(Source data)

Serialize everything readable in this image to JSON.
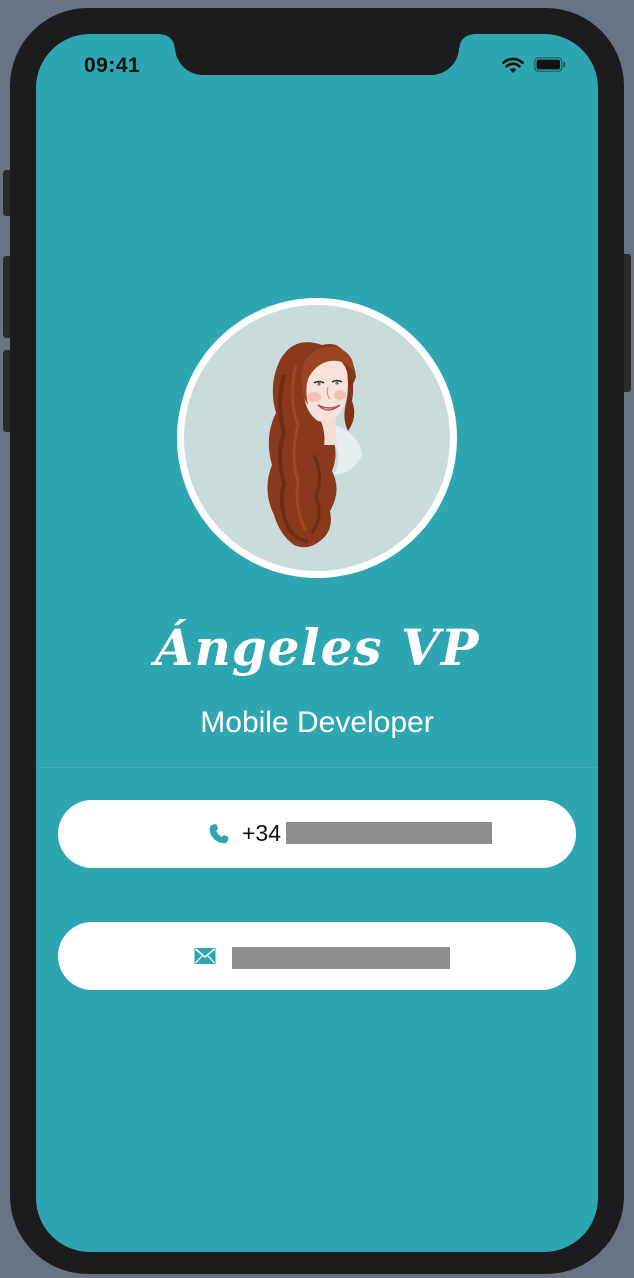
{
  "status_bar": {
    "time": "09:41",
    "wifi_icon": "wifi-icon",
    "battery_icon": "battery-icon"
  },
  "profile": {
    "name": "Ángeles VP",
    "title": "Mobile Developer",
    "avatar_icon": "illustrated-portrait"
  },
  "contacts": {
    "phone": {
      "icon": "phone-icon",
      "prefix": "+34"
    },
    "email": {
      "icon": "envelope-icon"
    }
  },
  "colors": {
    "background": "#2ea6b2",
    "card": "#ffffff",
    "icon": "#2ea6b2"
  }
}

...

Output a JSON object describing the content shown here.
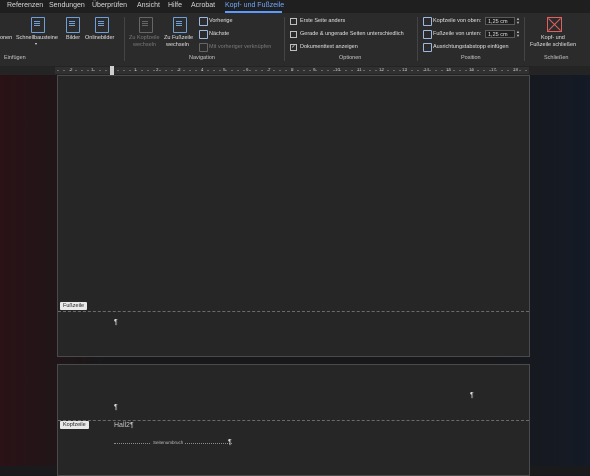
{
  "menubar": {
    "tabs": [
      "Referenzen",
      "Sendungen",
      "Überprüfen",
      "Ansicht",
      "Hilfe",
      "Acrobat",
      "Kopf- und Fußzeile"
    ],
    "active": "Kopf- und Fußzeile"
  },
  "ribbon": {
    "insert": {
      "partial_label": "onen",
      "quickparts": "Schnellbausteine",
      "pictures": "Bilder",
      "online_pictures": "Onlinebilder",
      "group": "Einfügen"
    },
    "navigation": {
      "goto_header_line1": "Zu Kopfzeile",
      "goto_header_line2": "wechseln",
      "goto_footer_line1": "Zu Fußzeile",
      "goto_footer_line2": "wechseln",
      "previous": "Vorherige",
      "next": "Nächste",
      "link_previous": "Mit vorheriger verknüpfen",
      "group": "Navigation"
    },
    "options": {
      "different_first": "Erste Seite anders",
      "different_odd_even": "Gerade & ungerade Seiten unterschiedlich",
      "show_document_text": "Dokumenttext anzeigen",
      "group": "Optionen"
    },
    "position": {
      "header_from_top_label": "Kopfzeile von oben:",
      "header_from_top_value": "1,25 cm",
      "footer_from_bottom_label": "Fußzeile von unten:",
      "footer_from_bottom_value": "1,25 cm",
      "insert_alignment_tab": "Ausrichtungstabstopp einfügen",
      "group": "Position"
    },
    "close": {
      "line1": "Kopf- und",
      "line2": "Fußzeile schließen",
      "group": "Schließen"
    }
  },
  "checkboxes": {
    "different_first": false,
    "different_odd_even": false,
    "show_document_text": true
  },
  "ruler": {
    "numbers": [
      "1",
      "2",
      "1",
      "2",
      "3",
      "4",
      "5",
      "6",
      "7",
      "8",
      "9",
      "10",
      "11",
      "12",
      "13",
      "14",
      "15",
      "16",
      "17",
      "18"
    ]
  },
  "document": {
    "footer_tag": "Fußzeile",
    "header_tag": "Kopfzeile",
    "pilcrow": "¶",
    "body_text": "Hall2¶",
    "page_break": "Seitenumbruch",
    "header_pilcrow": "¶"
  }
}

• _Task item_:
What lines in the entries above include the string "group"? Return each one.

• _Answer to this problem_:
      "group": "Einfügen"
      "group": "Navigation"
      "group": "Optionen"
      "group": "Position"
      "group": "Schließen"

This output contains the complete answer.